For starters, Lewis insists, "nothing is more needed than a roar of old-fashioned laughter" (ibid., 91). He writes, sexual jokes are universal and sensible people know that there is something inherently comic about sexual activity. Maintaining an attitude of play in the game of love can protect us from the dark spirituality of making a religion out of love. Only in the context of a healthy sense of humor about sexual activity within the proper boundary of wedded love can we begin to consider the deeply serious spirituality of sex.
Lewis names four levels of seriousness: 1) the theological, as "the mystical image of the union between God and Man"; 2) the sub-Christian, as our participation in "the natural forces of life and fertility"; 3) the moral, in terms of the responsibilities of parenthood and the future of the human race; ad 4) the emotional, for the participants (ibid., 91).
According to Lewis, the Christian needs to regard sexuality with a saving laughter that deepens into a profound understanding of its intrinsic spirituality. What we think and do cannot be separated from who we are. As beloved people made in the image of God, we are to regard our sexuality as part of the precious treasure we have been designed to be. What we do with our sexuality has everything to do with how we regard, or fail to regard, the Lord God and therefore ourselves in relation to him.

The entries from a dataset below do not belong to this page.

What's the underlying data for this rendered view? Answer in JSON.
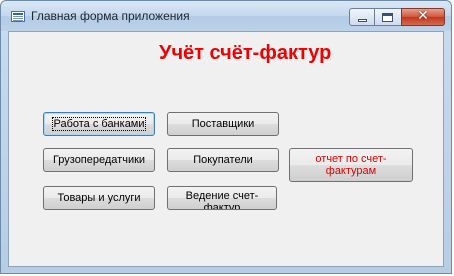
{
  "window": {
    "title": "Главная форма приложения",
    "close_glyph": "✕"
  },
  "heading": "Учёт счёт-фактур",
  "buttons": {
    "banks": "Работа с банками",
    "suppliers": "Поставщики",
    "shippers": "Грузопередатчики",
    "customers": "Покупатели",
    "invoice_report": "отчет по счет-фактурам",
    "goods_services": "Товары и услуги",
    "invoice_journal": "Ведение счет-фактур"
  },
  "colors": {
    "heading": "#f00000",
    "report_button_text": "#e00000"
  }
}
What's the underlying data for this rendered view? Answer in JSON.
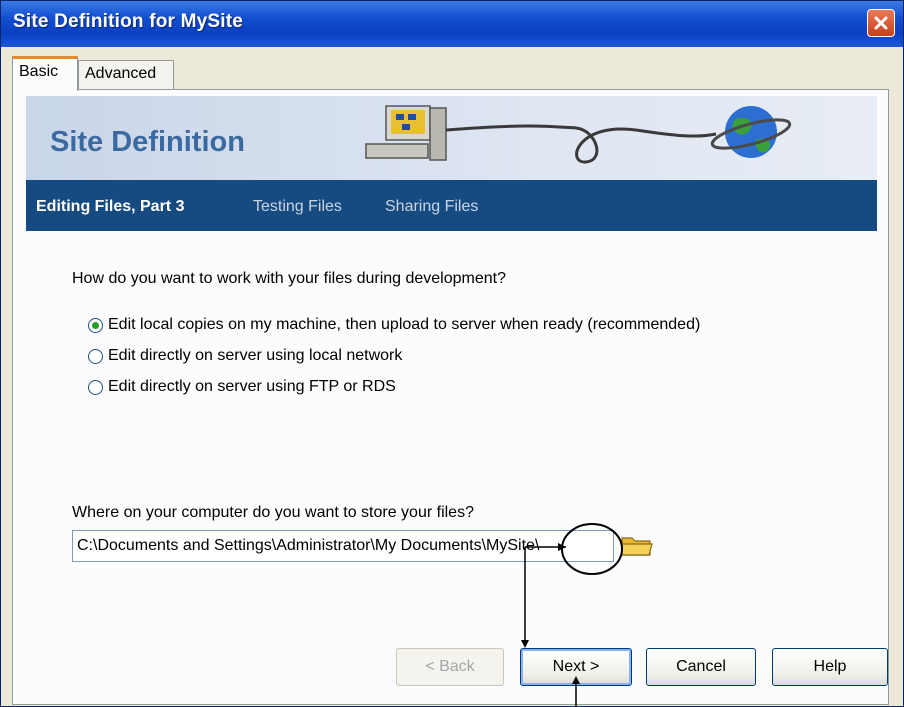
{
  "window": {
    "title": "Site Definition for MySite"
  },
  "tabs": [
    {
      "label": "Basic"
    },
    {
      "label": "Advanced"
    }
  ],
  "banner": {
    "title": "Site Definition"
  },
  "steps": [
    {
      "label": "Editing Files, Part 3"
    },
    {
      "label": "Testing Files"
    },
    {
      "label": "Sharing Files"
    }
  ],
  "question1": "How do you want to work with your files during development?",
  "options": [
    {
      "label": "Edit local copies on my machine, then upload to server when ready (recommended)",
      "selected": true
    },
    {
      "label": "Edit directly on server using local network",
      "selected": false
    },
    {
      "label": "Edit directly on server using FTP or RDS",
      "selected": false
    }
  ],
  "question2": "Where on your computer do you want to store your files?",
  "path": {
    "value": "C:\\Documents and Settings\\Administrator\\My Documents\\MySite\\"
  },
  "buttons": {
    "back": "< Back",
    "next": "Next >",
    "cancel": "Cancel",
    "help": "Help"
  },
  "colors": {
    "titlebar": "#0a3fc0",
    "banner_title": "#3b6aa0",
    "step_bar": "#164b82",
    "selected_dot": "#21a121"
  }
}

One footnote on what requires a much greater response. We have the tendency to equate sexuality not only with identity and personal fulfillment but with sexual activity itself. A dangerous equation. What does this say to virgins, the celibate, the ill, and the widowed? In the Christian worldview, however, sex is far greater than sexual activity. We are sexual beings, uniquely designed, and we are neither reducible to our gender (Galatians 3:28), nor do we lose our sexuality through celibacy. In Lewis's novel That Hideous Strength, "the unmarried members of St. Anne's, Ransom, Grace Ironwood, and MacPhee, are just as much part of this great cosmic dance of divine love. All members submit their bodies or lives to the dance" (Hilder, The Gender Dance, 158).